[RECORDS Boundary: Start]
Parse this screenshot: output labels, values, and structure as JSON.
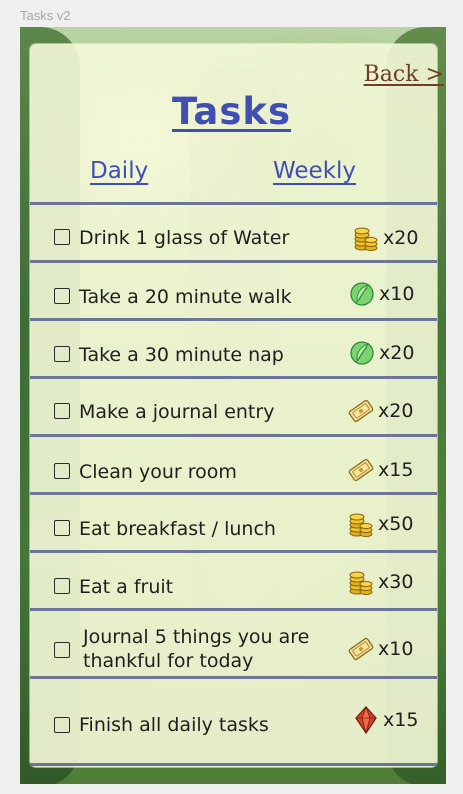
{
  "window": {
    "title": "Tasks v2"
  },
  "header": {
    "back_label": "Back >",
    "title": "Tasks"
  },
  "tabs": [
    {
      "label": "Daily"
    },
    {
      "label": "Weekly"
    }
  ],
  "tasks": [
    {
      "label": "Drink 1 glass of Water",
      "reward_icon": "coins-icon",
      "reward_qty": "x20"
    },
    {
      "label": "Take a 20 minute walk",
      "reward_icon": "leaf-icon",
      "reward_qty": "x10"
    },
    {
      "label": "Take a 30 minute nap",
      "reward_icon": "leaf-icon",
      "reward_qty": "x20"
    },
    {
      "label": "Make a journal entry",
      "reward_icon": "ticket-icon",
      "reward_qty": "x20"
    },
    {
      "label": "Clean your room",
      "reward_icon": "ticket-icon",
      "reward_qty": "x15"
    },
    {
      "label": "Eat breakfast / lunch",
      "reward_icon": "coins-icon",
      "reward_qty": "x50"
    },
    {
      "label": "Eat a fruit",
      "reward_icon": "coins-icon",
      "reward_qty": "x30"
    },
    {
      "label_line1": "Journal 5 things you are",
      "label_line2": "thankful for today",
      "reward_icon": "ticket-icon",
      "reward_qty": "x10"
    },
    {
      "label": "Finish all daily tasks",
      "reward_icon": "gem-icon",
      "reward_qty": "x15"
    }
  ],
  "colors": {
    "accent": "#3f4fb4",
    "back_link": "#6d3f25",
    "divider": "#6c7598"
  }
}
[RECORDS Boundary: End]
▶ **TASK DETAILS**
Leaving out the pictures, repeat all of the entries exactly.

▶ **RESPONSE**
Parse this screenshot: output labels, values, and structure as JSON.
{
  "window": {
    "title": "Tasks v2"
  },
  "header": {
    "back_label": "Back >",
    "title": "Tasks"
  },
  "tabs": [
    {
      "label": "Daily"
    },
    {
      "label": "Weekly"
    }
  ],
  "tasks": [
    {
      "label": "Drink 1 glass of Water",
      "reward_icon": "coins-icon",
      "reward_qty": "x20"
    },
    {
      "label": "Take a 20 minute walk",
      "reward_icon": "leaf-icon",
      "reward_qty": "x10"
    },
    {
      "label": "Take a 30 minute nap",
      "reward_icon": "leaf-icon",
      "reward_qty": "x20"
    },
    {
      "label": "Make a journal entry",
      "reward_icon": "ticket-icon",
      "reward_qty": "x20"
    },
    {
      "label": "Clean your room",
      "reward_icon": "ticket-icon",
      "reward_qty": "x15"
    },
    {
      "label": "Eat breakfast / lunch",
      "reward_icon": "coins-icon",
      "reward_qty": "x50"
    },
    {
      "label": "Eat a fruit",
      "reward_icon": "coins-icon",
      "reward_qty": "x30"
    },
    {
      "label_line1": "Journal 5 things you are",
      "label_line2": "thankful for today",
      "reward_icon": "ticket-icon",
      "reward_qty": "x10"
    },
    {
      "label": "Finish all daily tasks",
      "reward_icon": "gem-icon",
      "reward_qty": "x15"
    }
  ],
  "colors": {
    "accent": "#3f4fb4",
    "back_link": "#6d3f25",
    "divider": "#6c7598"
  }
}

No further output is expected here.